--- What is required ---
As the answer, give every line of the records that includes the word "Requests".

--- Information ---
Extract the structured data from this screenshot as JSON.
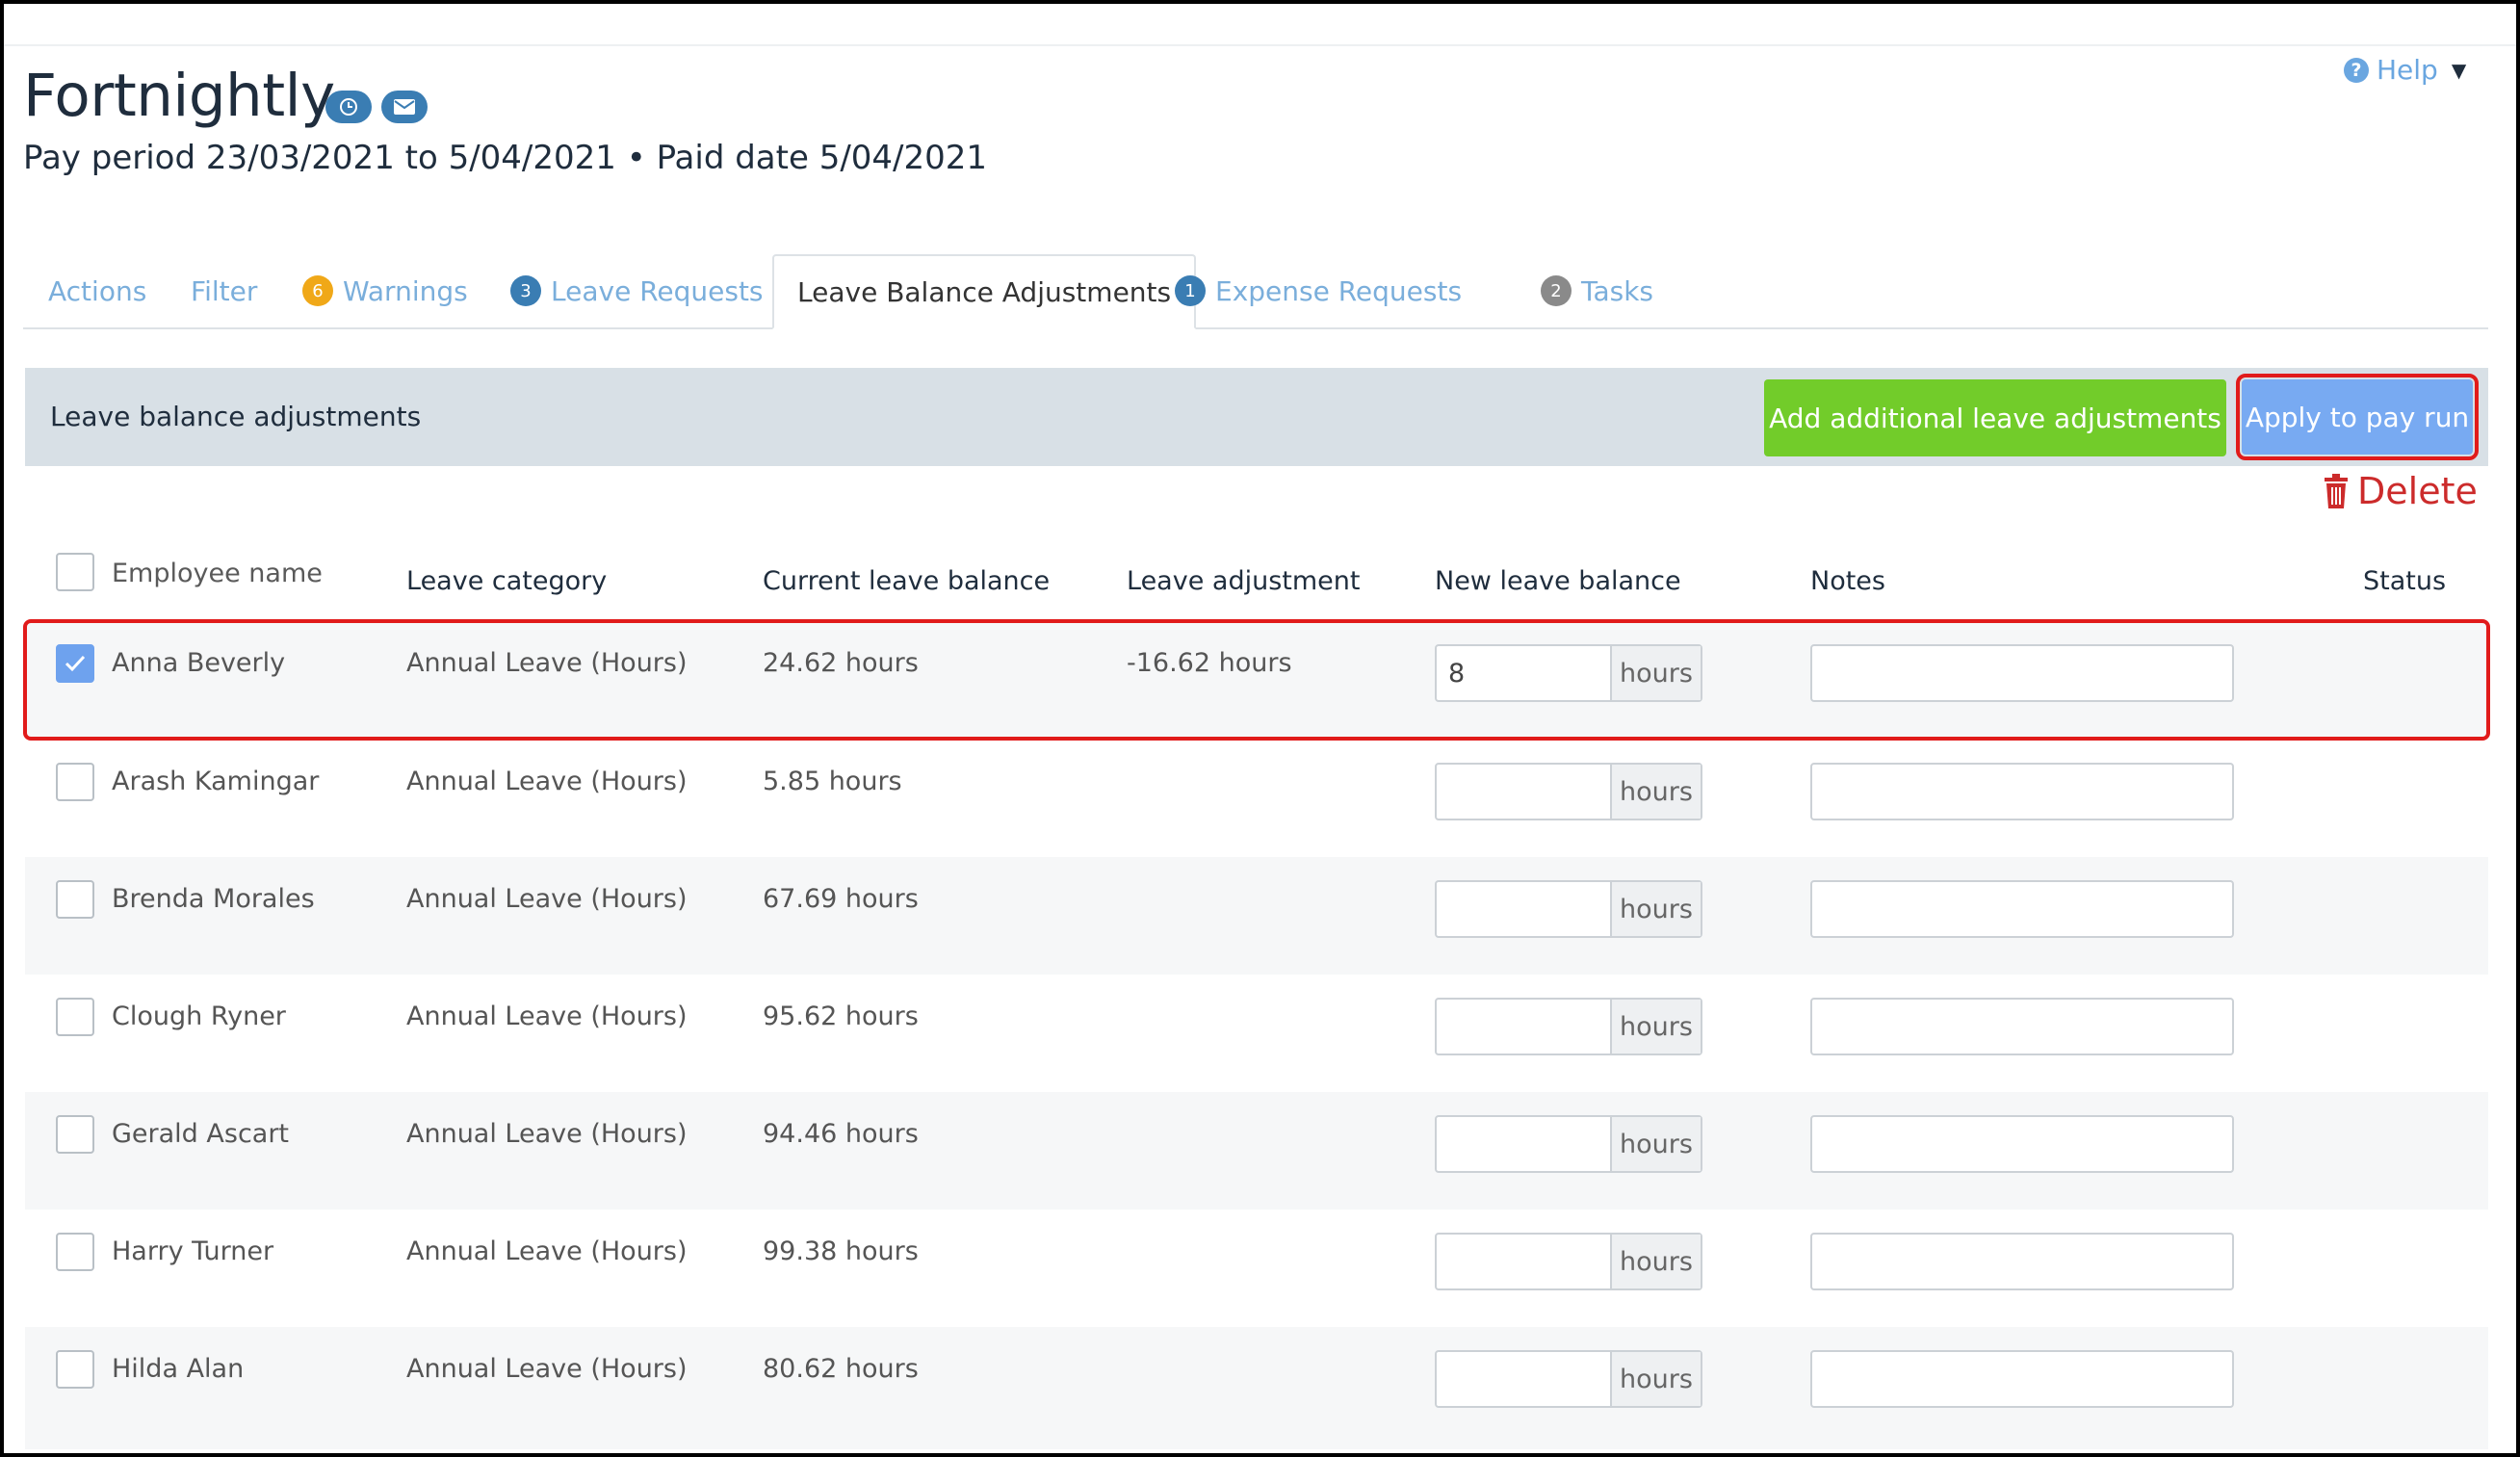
{
  "header": {
    "title": "Fortnightly",
    "icons": [
      "clock-icon",
      "email-icon"
    ],
    "subtitle": "Pay period 23/03/2021 to 5/04/2021 • Paid date 5/04/2021",
    "help_label": "Help"
  },
  "tabs": [
    {
      "label": "Actions"
    },
    {
      "label": "Filter"
    },
    {
      "label": "Warnings",
      "badge": "6",
      "badge_color": "#f0a818"
    },
    {
      "label": "Leave Requests",
      "badge": "3",
      "badge_color": "#3a7db3"
    },
    {
      "label": "Leave Balance Adjustments",
      "active": true
    },
    {
      "label": "Expense Requests",
      "badge": "1",
      "badge_color": "#3a7db3"
    },
    {
      "label": "Tasks",
      "badge": "2",
      "badge_color": "#8a8a8a"
    }
  ],
  "panel": {
    "title": "Leave balance adjustments",
    "add_button": "Add additional leave adjustments",
    "apply_button": "Apply to pay run",
    "delete_label": "Delete"
  },
  "table": {
    "columns": {
      "employee": "Employee name",
      "category": "Leave category",
      "current": "Current leave balance",
      "adjustment": "Leave adjustment",
      "new_balance": "New leave balance",
      "notes": "Notes",
      "status": "Status"
    },
    "unit": "hours",
    "rows": [
      {
        "name": "Anna Beverly",
        "category": "Annual Leave (Hours)",
        "current": "24.62 hours",
        "adjustment": "-16.62 hours",
        "new_balance": "8",
        "notes": "",
        "checked": true
      },
      {
        "name": "Arash Kamingar",
        "category": "Annual Leave (Hours)",
        "current": "5.85 hours",
        "adjustment": "",
        "new_balance": "",
        "notes": "",
        "checked": false
      },
      {
        "name": "Brenda Morales",
        "category": "Annual Leave (Hours)",
        "current": "67.69 hours",
        "adjustment": "",
        "new_balance": "",
        "notes": "",
        "checked": false
      },
      {
        "name": "Clough Ryner",
        "category": "Annual Leave (Hours)",
        "current": "95.62 hours",
        "adjustment": "",
        "new_balance": "",
        "notes": "",
        "checked": false
      },
      {
        "name": "Gerald Ascart",
        "category": "Annual Leave (Hours)",
        "current": "94.46 hours",
        "adjustment": "",
        "new_balance": "",
        "notes": "",
        "checked": false
      },
      {
        "name": "Harry Turner",
        "category": "Annual Leave (Hours)",
        "current": "99.38 hours",
        "adjustment": "",
        "new_balance": "",
        "notes": "",
        "checked": false
      },
      {
        "name": "Hilda Alan",
        "category": "Annual Leave (Hours)",
        "current": "80.62 hours",
        "adjustment": "",
        "new_balance": "",
        "notes": "",
        "checked": false
      }
    ]
  },
  "colors": {
    "primary_text": "#1f2d3d",
    "link": "#7aaedb",
    "green_button": "#72cc2a",
    "blue_button": "#78aaf2",
    "highlight_border": "#e11b1b",
    "delete": "#cc2b2b"
  }
}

--- Task response ---
      "label": "Leave Requests",
      "label": "Expense Requests",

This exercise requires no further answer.